REQUIREMENT.
Select and reproduce each line of the listing below that bears the string "with".
Start of RECORDS SUPPLIED
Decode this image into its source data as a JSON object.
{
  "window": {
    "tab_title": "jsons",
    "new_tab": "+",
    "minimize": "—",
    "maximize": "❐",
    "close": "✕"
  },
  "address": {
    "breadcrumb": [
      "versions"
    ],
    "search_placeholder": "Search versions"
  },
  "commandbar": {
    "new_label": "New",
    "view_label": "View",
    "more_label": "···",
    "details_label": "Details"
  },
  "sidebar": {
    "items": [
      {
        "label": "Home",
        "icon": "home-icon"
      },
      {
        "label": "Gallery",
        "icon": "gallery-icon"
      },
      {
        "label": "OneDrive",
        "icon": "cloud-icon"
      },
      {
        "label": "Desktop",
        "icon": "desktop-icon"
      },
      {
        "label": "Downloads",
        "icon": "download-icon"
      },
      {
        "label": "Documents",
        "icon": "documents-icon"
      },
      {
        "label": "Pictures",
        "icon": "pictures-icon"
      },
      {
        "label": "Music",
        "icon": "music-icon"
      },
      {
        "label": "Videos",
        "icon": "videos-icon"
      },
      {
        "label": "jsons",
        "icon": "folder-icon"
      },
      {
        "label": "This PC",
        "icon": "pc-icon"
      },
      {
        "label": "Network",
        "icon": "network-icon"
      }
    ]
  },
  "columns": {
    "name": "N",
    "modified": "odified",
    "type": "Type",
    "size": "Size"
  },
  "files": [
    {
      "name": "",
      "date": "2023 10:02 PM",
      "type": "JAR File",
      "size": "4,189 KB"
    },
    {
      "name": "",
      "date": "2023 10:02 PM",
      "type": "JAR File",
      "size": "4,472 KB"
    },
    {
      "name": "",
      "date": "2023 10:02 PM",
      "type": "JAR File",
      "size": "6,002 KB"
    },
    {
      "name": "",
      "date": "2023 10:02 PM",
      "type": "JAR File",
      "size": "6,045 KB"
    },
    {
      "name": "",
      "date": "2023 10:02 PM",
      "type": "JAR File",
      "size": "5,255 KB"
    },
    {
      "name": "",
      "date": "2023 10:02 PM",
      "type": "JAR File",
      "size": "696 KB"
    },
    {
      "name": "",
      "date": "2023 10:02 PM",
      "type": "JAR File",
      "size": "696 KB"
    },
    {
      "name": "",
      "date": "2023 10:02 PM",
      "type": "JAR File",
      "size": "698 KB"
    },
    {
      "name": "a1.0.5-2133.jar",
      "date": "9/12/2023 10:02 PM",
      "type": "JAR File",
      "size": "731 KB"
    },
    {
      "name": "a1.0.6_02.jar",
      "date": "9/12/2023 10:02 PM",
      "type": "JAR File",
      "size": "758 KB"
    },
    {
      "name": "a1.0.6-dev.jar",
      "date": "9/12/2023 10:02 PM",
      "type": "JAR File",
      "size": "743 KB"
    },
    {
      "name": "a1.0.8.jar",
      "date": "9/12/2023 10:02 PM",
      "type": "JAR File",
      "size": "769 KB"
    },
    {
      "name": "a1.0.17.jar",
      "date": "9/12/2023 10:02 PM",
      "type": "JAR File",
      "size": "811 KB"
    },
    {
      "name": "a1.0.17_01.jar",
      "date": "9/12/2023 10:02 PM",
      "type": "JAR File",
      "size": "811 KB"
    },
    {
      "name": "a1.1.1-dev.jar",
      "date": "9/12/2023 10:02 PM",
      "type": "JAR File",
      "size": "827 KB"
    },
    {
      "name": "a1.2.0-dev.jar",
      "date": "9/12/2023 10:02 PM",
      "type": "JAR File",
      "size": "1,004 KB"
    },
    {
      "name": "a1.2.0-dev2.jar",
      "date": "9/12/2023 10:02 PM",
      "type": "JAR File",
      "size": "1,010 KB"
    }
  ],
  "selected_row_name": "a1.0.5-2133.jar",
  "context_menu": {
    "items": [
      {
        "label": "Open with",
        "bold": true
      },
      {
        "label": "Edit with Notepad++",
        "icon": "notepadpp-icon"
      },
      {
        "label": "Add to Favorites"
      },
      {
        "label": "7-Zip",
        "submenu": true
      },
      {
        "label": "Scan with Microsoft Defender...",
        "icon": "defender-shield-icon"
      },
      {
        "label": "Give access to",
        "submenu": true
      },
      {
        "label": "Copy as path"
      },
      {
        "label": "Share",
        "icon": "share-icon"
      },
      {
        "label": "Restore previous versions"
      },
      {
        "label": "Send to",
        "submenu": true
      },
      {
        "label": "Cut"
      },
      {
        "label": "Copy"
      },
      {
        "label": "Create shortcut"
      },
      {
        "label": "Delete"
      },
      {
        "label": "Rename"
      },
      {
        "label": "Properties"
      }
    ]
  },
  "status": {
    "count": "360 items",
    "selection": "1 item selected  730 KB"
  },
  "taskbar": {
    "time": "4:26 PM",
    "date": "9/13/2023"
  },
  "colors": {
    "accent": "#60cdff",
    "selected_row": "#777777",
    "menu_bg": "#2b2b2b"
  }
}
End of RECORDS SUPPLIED
RESPONSE.
        "label": "Open with",
        "label": "Edit with Notepad++",
        "label": "Scan with Microsoft Defender...",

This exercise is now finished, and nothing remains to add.